Sweaty and cramped, I had to tap out of the pit area shortly thereafter, and finished out the show flailing and yelling along at a safe thirtysomething distance in the middle of the field. Unsurprisingly, the big crowd pleaser was also Bikini Kill’s best known song, “Rebel Girl,” which closed out the set. But I took special satisfaction from hearing “Double Dare Ya”—a song whose bridge culminates in a shouted chant of, “Rights! Rights! You do have rights!”—live. It was something special to hear thousands of people shouting along to the lyrics I doodled in my notebooks 20 years ago, and I got a little emotional thinking about all the other grown-up teenage outcasts who were having the same moment all around me, all standing together on this muddy, slightly stinky field.
Aside from grand moments of communion like I felt watching Bikini Kill, the other best thing about a music festival is discovering new acts. I thought Riot Fest did a great job this year of grouping lesser-known acts with big names with similar sounds, and the big discoveries for me this year were Chicago’s own Ganser and Toronto’s The Beaches. Both bands are inspired by sounds from rock ‘n’ roll’s past, but put their own spins on the material that make them sound fresh and new. Ganser draws from post-punk and no wave, and singer Alicia Gaines threw herself around the stage with the same thrilling unpredictability that marks the structure of their music. It’s still accessible—if not quite catchy—music, however, especially live. The band threw themselves into the set as if they were headliners, not openers; “thank you for coming. It’s early for us too,” Gaines said at one point.

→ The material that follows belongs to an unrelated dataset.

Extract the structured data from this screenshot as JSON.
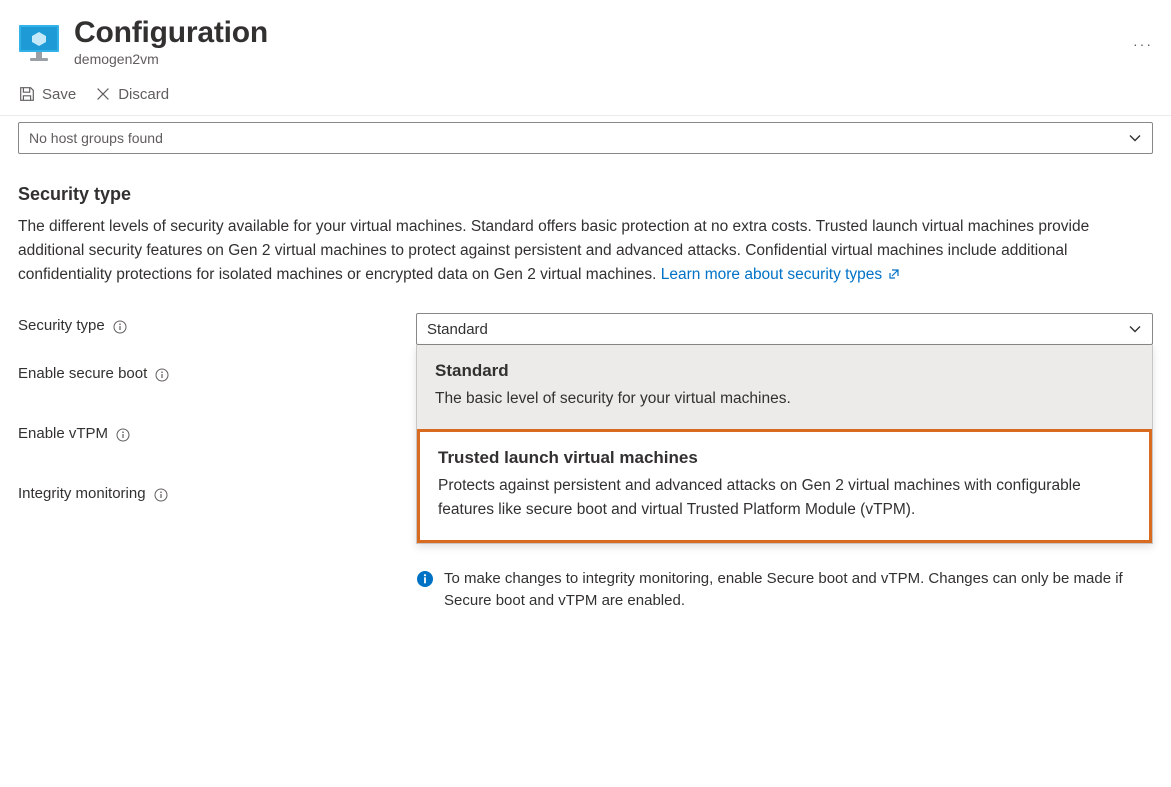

The Beaches, meanwhile, play swaggering classic rock that conjures up images of mulleted rockers in baseball tees behind the wheel of a bitchin’ Camaro, with light touches of early-’00s dance-rock. I must admit they took me completely by surprise, and I was sitting in the grass back by the beer tent, trying to send texts that weren’t going through, when they started their set. My ears perked up at singer Jordan Miller’s vocals, which have a throaty power reminiscent of Sleater-Kinney’s Corin Tucker, and so I wandered over to the stage, where the band’s stage presence and powerful musicianship blew me away. The Beaches are apparently rising stars in Canada, where they won last year’s Juno Award for Breakthrough Group of the Year. The Chicago Tribune was also impressed by The Beaches, so hopefully this will become more of an Arcade Fire than a The Tragically Hip situation.